The wrecked ships that had haloed the planet after the Battle of Tanith were long gone. Shuttle #1 descended through a sky that seemed curiously empty. What had been the Tanith spaceport still glared like a polished steel dish. Seen from low angle the crater became a glowing eye with a bright pupil.
... A new port had grown around the crater's eastern rim. Terry and Charley, riding as passengers while Sharon flew, picked out a dozen big aircraft, then a horde of lighter craft. The crater must make a convenient airfield. The gleaming center was a small lake. Have to avoid that.
Considering it was published in 1988, it beats Blizzard even existing by three years. It's highly improbable, but it's fun to think that the artist was inspired by the story, anyway.
scientists with doctorates (from other Universities) falsifying the evolutionary and big bang theories
There's a significant problem with that: falsifying (aka finding possible problems with) evolution or the big bang is hardly proving Creationism. I've never seen a valid defense of Creationism other than "evolution isn't true". The problem is, it's not a binary system. They are not logical opposites. Disproving evolution isn't proving Creation, not by a long-shot. If you want to get a degree in "anti-Evolution" by all means do. But don't pretend that "disproving" some small part of the dominant theory in biological and/or cosmological science negates and renders useless the entire theory, and also somehow provides evidence for an empirically random minor theory.
A good theory has to add value. This means it has to explain everything the old theory explained, and add additional, optimally risky, predictions that the old one didn't, to explain things the old one didn't. That's a pretty daunting task for a theory as big as evolution. If you want to try to counter a specific part of evolution, by all means go at it. But trying to disprove all of evolution by, say, questioning carbon-14 dating, is not the way to do it.

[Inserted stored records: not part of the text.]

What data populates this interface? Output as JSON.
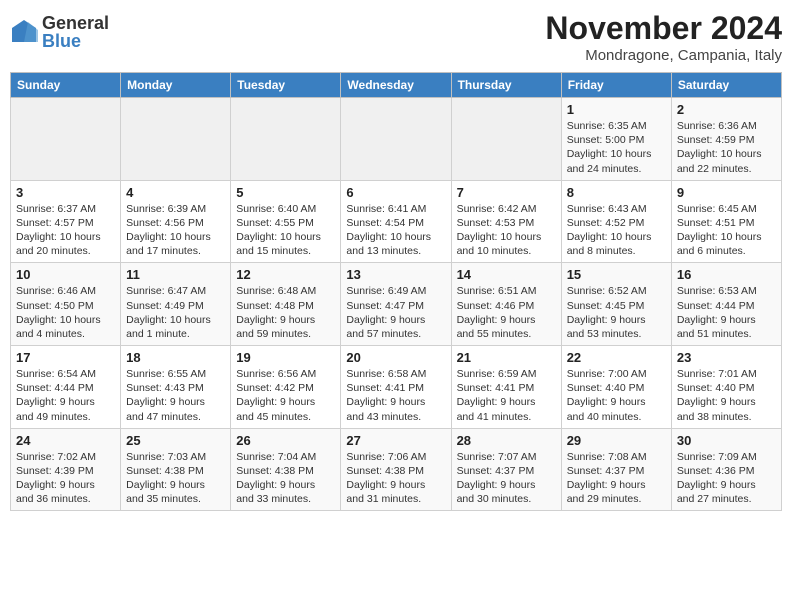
{
  "logo": {
    "general": "General",
    "blue": "Blue"
  },
  "title": "November 2024",
  "location": "Mondragone, Campania, Italy",
  "days_of_week": [
    "Sunday",
    "Monday",
    "Tuesday",
    "Wednesday",
    "Thursday",
    "Friday",
    "Saturday"
  ],
  "weeks": [
    [
      {
        "day": "",
        "info": ""
      },
      {
        "day": "",
        "info": ""
      },
      {
        "day": "",
        "info": ""
      },
      {
        "day": "",
        "info": ""
      },
      {
        "day": "",
        "info": ""
      },
      {
        "day": "1",
        "info": "Sunrise: 6:35 AM\nSunset: 5:00 PM\nDaylight: 10 hours and 24 minutes."
      },
      {
        "day": "2",
        "info": "Sunrise: 6:36 AM\nSunset: 4:59 PM\nDaylight: 10 hours and 22 minutes."
      }
    ],
    [
      {
        "day": "3",
        "info": "Sunrise: 6:37 AM\nSunset: 4:57 PM\nDaylight: 10 hours and 20 minutes."
      },
      {
        "day": "4",
        "info": "Sunrise: 6:39 AM\nSunset: 4:56 PM\nDaylight: 10 hours and 17 minutes."
      },
      {
        "day": "5",
        "info": "Sunrise: 6:40 AM\nSunset: 4:55 PM\nDaylight: 10 hours and 15 minutes."
      },
      {
        "day": "6",
        "info": "Sunrise: 6:41 AM\nSunset: 4:54 PM\nDaylight: 10 hours and 13 minutes."
      },
      {
        "day": "7",
        "info": "Sunrise: 6:42 AM\nSunset: 4:53 PM\nDaylight: 10 hours and 10 minutes."
      },
      {
        "day": "8",
        "info": "Sunrise: 6:43 AM\nSunset: 4:52 PM\nDaylight: 10 hours and 8 minutes."
      },
      {
        "day": "9",
        "info": "Sunrise: 6:45 AM\nSunset: 4:51 PM\nDaylight: 10 hours and 6 minutes."
      }
    ],
    [
      {
        "day": "10",
        "info": "Sunrise: 6:46 AM\nSunset: 4:50 PM\nDaylight: 10 hours and 4 minutes."
      },
      {
        "day": "11",
        "info": "Sunrise: 6:47 AM\nSunset: 4:49 PM\nDaylight: 10 hours and 1 minute."
      },
      {
        "day": "12",
        "info": "Sunrise: 6:48 AM\nSunset: 4:48 PM\nDaylight: 9 hours and 59 minutes."
      },
      {
        "day": "13",
        "info": "Sunrise: 6:49 AM\nSunset: 4:47 PM\nDaylight: 9 hours and 57 minutes."
      },
      {
        "day": "14",
        "info": "Sunrise: 6:51 AM\nSunset: 4:46 PM\nDaylight: 9 hours and 55 minutes."
      },
      {
        "day": "15",
        "info": "Sunrise: 6:52 AM\nSunset: 4:45 PM\nDaylight: 9 hours and 53 minutes."
      },
      {
        "day": "16",
        "info": "Sunrise: 6:53 AM\nSunset: 4:44 PM\nDaylight: 9 hours and 51 minutes."
      }
    ],
    [
      {
        "day": "17",
        "info": "Sunrise: 6:54 AM\nSunset: 4:44 PM\nDaylight: 9 hours and 49 minutes."
      },
      {
        "day": "18",
        "info": "Sunrise: 6:55 AM\nSunset: 4:43 PM\nDaylight: 9 hours and 47 minutes."
      },
      {
        "day": "19",
        "info": "Sunrise: 6:56 AM\nSunset: 4:42 PM\nDaylight: 9 hours and 45 minutes."
      },
      {
        "day": "20",
        "info": "Sunrise: 6:58 AM\nSunset: 4:41 PM\nDaylight: 9 hours and 43 minutes."
      },
      {
        "day": "21",
        "info": "Sunrise: 6:59 AM\nSunset: 4:41 PM\nDaylight: 9 hours and 41 minutes."
      },
      {
        "day": "22",
        "info": "Sunrise: 7:00 AM\nSunset: 4:40 PM\nDaylight: 9 hours and 40 minutes."
      },
      {
        "day": "23",
        "info": "Sunrise: 7:01 AM\nSunset: 4:40 PM\nDaylight: 9 hours and 38 minutes."
      }
    ],
    [
      {
        "day": "24",
        "info": "Sunrise: 7:02 AM\nSunset: 4:39 PM\nDaylight: 9 hours and 36 minutes."
      },
      {
        "day": "25",
        "info": "Sunrise: 7:03 AM\nSunset: 4:38 PM\nDaylight: 9 hours and 35 minutes."
      },
      {
        "day": "26",
        "info": "Sunrise: 7:04 AM\nSunset: 4:38 PM\nDaylight: 9 hours and 33 minutes."
      },
      {
        "day": "27",
        "info": "Sunrise: 7:06 AM\nSunset: 4:38 PM\nDaylight: 9 hours and 31 minutes."
      },
      {
        "day": "28",
        "info": "Sunrise: 7:07 AM\nSunset: 4:37 PM\nDaylight: 9 hours and 30 minutes."
      },
      {
        "day": "29",
        "info": "Sunrise: 7:08 AM\nSunset: 4:37 PM\nDaylight: 9 hours and 29 minutes."
      },
      {
        "day": "30",
        "info": "Sunrise: 7:09 AM\nSunset: 4:36 PM\nDaylight: 9 hours and 27 minutes."
      }
    ]
  ]
}
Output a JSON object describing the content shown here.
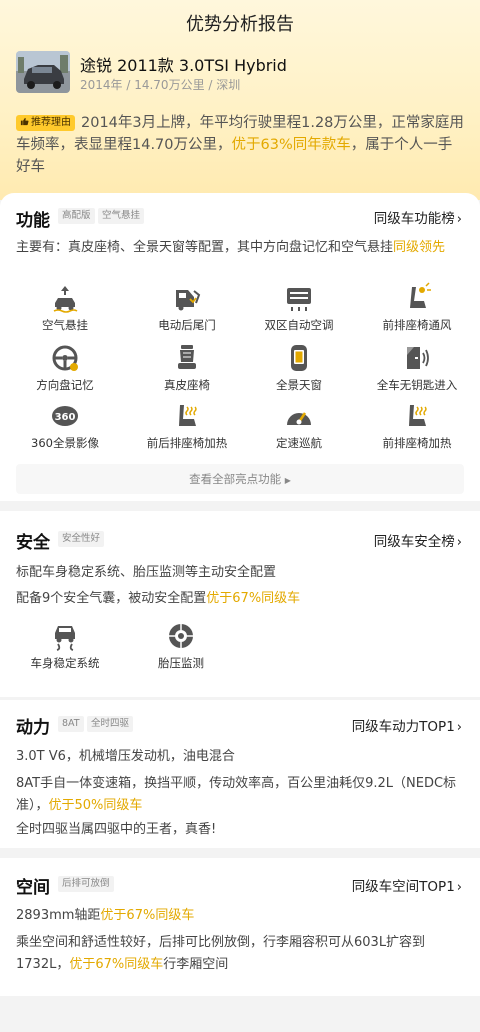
{
  "header": {
    "title": "优势分析报告"
  },
  "car": {
    "name": "途锐 2011款 3.0TSI Hybrid",
    "meta": "2014年 / 14.70万公里 / 深圳"
  },
  "reason": {
    "tag": "推荐理由",
    "text_a": "2014年3月上牌，年平均行驶里程1.28万公里，正常家庭用车频率，表显里程14.70万公里，",
    "highlight": "优于63%同年款车",
    "text_b": "，属于个人一手好车"
  },
  "function_section": {
    "title": "功能",
    "chips": [
      "高配版",
      "空气悬挂"
    ],
    "rank": "同级车功能榜",
    "desc_a": "主要有：真皮座椅、全景天窗等配置，其中方向盘记忆和空气悬挂",
    "desc_hl": "同级领先",
    "features": [
      {
        "icon": "air-suspension-icon",
        "label": "空气悬挂"
      },
      {
        "icon": "power-tailgate-icon",
        "label": "电动后尾门"
      },
      {
        "icon": "dual-zone-ac-icon",
        "label": "双区自动空调"
      },
      {
        "icon": "seat-ventilation-icon",
        "label": "前排座椅通风"
      },
      {
        "icon": "steering-memory-icon",
        "label": "方向盘记忆"
      },
      {
        "icon": "leather-seat-icon",
        "label": "真皮座椅"
      },
      {
        "icon": "panoramic-roof-icon",
        "label": "全景天窗"
      },
      {
        "icon": "keyless-entry-icon",
        "label": "全车无钥匙进入"
      },
      {
        "icon": "camera-360-icon",
        "label": "360全景影像"
      },
      {
        "icon": "seat-heating-icon",
        "label": "前后排座椅加热"
      },
      {
        "icon": "cruise-control-icon",
        "label": "定速巡航"
      },
      {
        "icon": "seat-heating-icon",
        "label": "前排座椅加热"
      }
    ],
    "view_all": "查看全部亮点功能"
  },
  "safety_section": {
    "title": "安全",
    "chips": [
      "安全性好"
    ],
    "rank": "同级车安全榜",
    "line1": "标配车身稳定系统、胎压监测等主动安全配置",
    "line2_a": "配备9个安全气囊，被动安全配置",
    "line2_hl": "优于67%同级车",
    "features": [
      {
        "icon": "stability-control-icon",
        "label": "车身稳定系统"
      },
      {
        "icon": "tire-pressure-icon",
        "label": "胎压监测"
      }
    ]
  },
  "power_section": {
    "title": "动力",
    "chips": [
      "8AT",
      "全时四驱"
    ],
    "rank": "同级车动力TOP1",
    "line1": "3.0T V6，机械增压发动机，油电混合",
    "line2_a": "8AT手自一体变速箱，换挡平顺，传动效率高，百公里油耗仅9.2L（NEDC标准），",
    "line2_hl": "优于50%同级车",
    "line3": "全时四驱当属四驱中的王者，真香!"
  },
  "space_section": {
    "title": "空间",
    "chips": [
      "后排可放倒"
    ],
    "rank": "同级车空间TOP1",
    "line1_a": "2893mm轴距",
    "line1_hl": "优于67%同级车",
    "line2_a": "乘坐空间和舒适性较好，后排可比例放倒，行李厢容积可从603L扩容到1732L，",
    "line2_hl": "优于67%同级车",
    "line2_b": "行李厢空间"
  },
  "colors": {
    "accent": "#e3a900",
    "tag_bg": "#ffca2c"
  }
}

Einstein's theory of gravity won out over the dominant Newtonian theory not because it had Einstein's name on it, or because some religion had nonsimultaneity written in their books. It's because Einstein explained everything Newton did, explained things he didn't, and made very risky predictions as to how things would happen under his theory as opposed to Newton. Many of these have since proved true.
The first rule of intelligent tinkering is to save all the parts. -- Paul Erlich